  • Petitions for Probate and Administration and other Probate Court Filings
  • Caveats to Wills
  • Post-Death Strategies
  • Disclaimers and Renunciations
  • Year’s Support Proceedings
  • Estate Tax Advice and Return Preparation
  • Inheritances and Will Disputes/Contests
  • How to “Probate-it-Yourself”

Our expert advice has helped our clients successfully resolve many legal problems. Here’s some related articles that offer additional insights.



Articles Related to Probate, Administration and Other Post-Death Tools


The Hokey Pokey and Your Financial Power of Attorney

SignatureDid you hear what happened when the composer of the Hokey Pokey died? They had a terrible time getting his body into the casket. Supposedly they put his right leg in and . . .

But we digress from a more serious topic: what the Hokey Pokey has to do with the document used when someone’s disabled.

Y’see, the dance worked best when people followed its directions. You did what it told you to do, which was simple. Nobody bumped into anybody else and the dance worked.
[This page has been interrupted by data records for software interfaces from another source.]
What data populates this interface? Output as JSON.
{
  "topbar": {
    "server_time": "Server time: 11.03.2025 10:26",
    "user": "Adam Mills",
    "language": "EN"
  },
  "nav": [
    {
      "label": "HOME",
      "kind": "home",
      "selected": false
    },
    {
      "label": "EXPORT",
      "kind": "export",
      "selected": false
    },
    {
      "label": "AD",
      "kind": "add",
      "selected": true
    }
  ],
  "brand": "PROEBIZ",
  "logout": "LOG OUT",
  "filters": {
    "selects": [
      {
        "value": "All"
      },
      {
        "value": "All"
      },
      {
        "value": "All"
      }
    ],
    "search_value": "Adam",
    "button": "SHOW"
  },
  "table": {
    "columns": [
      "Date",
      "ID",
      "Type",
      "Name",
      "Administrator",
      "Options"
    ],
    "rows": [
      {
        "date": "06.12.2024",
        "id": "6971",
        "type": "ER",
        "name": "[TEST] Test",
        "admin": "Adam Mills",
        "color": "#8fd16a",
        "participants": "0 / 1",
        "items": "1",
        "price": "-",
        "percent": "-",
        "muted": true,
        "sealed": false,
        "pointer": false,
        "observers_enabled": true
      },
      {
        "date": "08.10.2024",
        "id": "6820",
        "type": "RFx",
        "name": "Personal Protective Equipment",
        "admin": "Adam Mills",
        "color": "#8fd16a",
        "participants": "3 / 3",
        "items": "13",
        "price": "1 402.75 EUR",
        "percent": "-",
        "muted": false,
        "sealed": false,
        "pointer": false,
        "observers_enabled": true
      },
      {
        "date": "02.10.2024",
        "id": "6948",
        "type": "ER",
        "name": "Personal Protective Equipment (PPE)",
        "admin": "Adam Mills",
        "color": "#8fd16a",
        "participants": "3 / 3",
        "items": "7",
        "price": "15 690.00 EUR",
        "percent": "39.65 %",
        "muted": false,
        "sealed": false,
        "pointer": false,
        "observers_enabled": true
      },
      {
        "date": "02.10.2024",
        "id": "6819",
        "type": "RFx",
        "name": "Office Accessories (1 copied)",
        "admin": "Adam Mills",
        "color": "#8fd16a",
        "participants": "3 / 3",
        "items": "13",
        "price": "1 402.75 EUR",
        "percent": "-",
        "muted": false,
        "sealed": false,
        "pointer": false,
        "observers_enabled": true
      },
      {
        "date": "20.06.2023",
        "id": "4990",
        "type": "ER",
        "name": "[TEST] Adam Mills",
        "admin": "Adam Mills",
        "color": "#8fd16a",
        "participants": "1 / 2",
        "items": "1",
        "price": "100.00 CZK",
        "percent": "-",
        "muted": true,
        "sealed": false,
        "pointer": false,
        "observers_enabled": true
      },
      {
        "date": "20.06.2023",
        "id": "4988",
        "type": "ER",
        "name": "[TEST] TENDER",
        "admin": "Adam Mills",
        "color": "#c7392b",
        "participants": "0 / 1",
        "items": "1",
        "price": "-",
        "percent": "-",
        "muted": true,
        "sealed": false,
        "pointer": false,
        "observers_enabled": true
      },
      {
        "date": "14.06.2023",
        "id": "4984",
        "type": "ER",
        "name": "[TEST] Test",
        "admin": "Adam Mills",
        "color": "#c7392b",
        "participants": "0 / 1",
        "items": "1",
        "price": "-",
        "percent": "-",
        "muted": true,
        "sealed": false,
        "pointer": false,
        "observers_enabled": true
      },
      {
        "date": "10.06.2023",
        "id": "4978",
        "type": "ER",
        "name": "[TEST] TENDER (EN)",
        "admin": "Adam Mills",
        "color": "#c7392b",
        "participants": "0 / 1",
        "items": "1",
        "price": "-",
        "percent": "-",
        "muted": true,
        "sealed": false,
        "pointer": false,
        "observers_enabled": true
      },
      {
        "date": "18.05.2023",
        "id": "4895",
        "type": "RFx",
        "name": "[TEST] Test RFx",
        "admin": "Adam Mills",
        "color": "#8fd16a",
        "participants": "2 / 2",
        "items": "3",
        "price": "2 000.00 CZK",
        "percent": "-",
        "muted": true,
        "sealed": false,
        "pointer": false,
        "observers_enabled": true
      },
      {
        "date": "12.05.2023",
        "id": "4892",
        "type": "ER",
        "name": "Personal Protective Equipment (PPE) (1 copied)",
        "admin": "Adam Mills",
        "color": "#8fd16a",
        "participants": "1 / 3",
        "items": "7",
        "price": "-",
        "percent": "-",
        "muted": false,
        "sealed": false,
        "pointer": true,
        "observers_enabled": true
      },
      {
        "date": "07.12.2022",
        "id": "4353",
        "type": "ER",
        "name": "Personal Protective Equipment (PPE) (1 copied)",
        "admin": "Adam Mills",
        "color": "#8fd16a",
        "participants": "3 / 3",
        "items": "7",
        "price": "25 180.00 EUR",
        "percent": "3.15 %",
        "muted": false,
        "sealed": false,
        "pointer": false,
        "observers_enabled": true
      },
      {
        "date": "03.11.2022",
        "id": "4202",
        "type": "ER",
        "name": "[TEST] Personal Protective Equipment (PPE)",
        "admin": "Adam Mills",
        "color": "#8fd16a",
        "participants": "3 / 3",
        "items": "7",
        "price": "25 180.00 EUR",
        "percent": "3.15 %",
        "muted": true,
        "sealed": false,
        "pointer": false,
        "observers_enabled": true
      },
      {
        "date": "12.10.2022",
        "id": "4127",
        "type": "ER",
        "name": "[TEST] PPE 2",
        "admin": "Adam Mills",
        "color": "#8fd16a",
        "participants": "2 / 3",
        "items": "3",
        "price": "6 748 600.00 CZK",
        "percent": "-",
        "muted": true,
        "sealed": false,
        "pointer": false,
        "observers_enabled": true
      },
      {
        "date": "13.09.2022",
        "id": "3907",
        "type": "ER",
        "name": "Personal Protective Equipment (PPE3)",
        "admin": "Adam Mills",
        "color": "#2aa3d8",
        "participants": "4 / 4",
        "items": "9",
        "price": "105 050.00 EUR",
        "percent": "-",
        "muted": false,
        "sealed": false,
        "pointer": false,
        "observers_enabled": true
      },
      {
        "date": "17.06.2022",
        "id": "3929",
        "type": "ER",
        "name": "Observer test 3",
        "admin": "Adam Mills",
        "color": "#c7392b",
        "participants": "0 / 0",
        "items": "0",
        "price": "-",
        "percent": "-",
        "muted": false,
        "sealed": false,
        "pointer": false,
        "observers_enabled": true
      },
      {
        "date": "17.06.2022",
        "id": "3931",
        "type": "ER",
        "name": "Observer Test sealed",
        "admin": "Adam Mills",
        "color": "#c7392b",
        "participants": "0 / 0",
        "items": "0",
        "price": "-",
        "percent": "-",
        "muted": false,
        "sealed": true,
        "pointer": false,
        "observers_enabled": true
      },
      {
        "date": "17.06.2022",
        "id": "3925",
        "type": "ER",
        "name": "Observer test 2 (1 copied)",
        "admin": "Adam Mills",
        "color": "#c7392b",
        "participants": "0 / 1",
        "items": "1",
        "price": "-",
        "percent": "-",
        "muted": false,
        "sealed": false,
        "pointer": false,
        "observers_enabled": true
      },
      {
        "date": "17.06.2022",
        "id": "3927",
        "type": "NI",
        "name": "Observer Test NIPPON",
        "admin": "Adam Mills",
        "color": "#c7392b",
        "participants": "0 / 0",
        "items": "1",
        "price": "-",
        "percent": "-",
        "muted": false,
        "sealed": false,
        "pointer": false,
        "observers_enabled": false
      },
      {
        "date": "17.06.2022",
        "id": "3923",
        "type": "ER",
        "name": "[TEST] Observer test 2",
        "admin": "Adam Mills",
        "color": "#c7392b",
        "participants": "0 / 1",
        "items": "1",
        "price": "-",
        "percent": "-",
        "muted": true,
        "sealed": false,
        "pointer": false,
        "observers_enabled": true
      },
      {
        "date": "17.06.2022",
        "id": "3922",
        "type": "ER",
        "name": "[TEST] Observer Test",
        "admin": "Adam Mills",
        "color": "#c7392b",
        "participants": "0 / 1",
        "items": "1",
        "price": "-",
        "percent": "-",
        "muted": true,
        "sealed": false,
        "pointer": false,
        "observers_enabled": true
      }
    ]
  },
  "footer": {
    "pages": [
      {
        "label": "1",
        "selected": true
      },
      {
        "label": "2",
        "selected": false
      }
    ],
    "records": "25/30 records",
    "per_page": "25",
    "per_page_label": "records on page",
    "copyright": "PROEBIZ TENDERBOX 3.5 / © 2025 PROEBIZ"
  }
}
Where this is going: we review lots of Financial Powers of Attorney each year. We find that so many of them are missing a simple but required part. Not having this part in the document means the FPOA may be worthless – an impressive-looking document that is only good to ignite kindling. Read more

Three Reasons You Still Need a Will, Regardless of the Estate Tax

FamilyWe heard so much about the “Fiscal Cliff” a few months back, and after all that talk and all the headlines, for most people, the change in the Estate Tax didn’t really change a thing — you still need a Will. Here’s why.

1. The Estate Tax doesn’t decide who raises your children.
We hear it all the time: “I don’t have any assets so I don’t need a Will.” But you do have children, and the change in the Estate Tax isn’t going to name guardians to take care of them if something happens to you.

When both parents die, the Georgia Probate Court will look to see who the parents named as guardians for their children in their Wills. If there are no Wills, then the Probate Court decides who will raise them.

Even if you aren’t sure about the person you choose, you are going to make a better informed choice than a Judge who never met you, and won’t meet your children, your in-laws, siblings, and parents until the Probate Court hearing where they’ll be fighting it out. Read more

Read This Article Before You Create a Will Online

Fine PrintToday’s questions:

  • What good is a “satisfaction guarantee” from an online will company when the problems with the will don’t become clear until you’re dead?
  • Why buy an online will kit from sellers who warn you that the content of their site is not guaranteed to be correct, complete or up-to-date?

I was recently presented with a will prepared through an online service. The person who downloaded it, filled in the blanks, and signed it would never know the problems created by the online form, as he had passed away.  But now, upon review of the document following his death, the problems with it were becoming clear to his family. Read more

It’s Critical to Discuss Your Will with Your Children – Even if it’s Uncomfortable

Certain superstitions are silly: “Handling a toad gives you warts.” “Step on a crack, break your mother’s back.” “It’s good luck to find a horseshoe.” (Unless, of course, it’s still attached to the horse).

Other superstitions have intellectual issues: When Punxsutawney Pete looks for his shadow on Groundhog Day, how does he know what he’s looking for? Or does the shadow know?

Other superstitions come with directions: “Pull off the petals of a daisy one by one, naming a boy (or a girl as the case may be) at each one, thus: Jenny, Fanny, Jenny, Fanny, etc. The one named with the last petal is your sweetheart.”

Life and death have their superstitions. If you’re having thirteen for dinner in Brookline, MA, “the last one who sits down will not die.” In nearby Somerville, “the one who rises first from a table of thirteen will not live through the year.” So if you’re invited to dinner in New England, take your time showing up and chew your food really, really well.

Here’s a superstition which is both worthless and dangerous: “If you discuss your Will with your children, you die really soon.”

Read more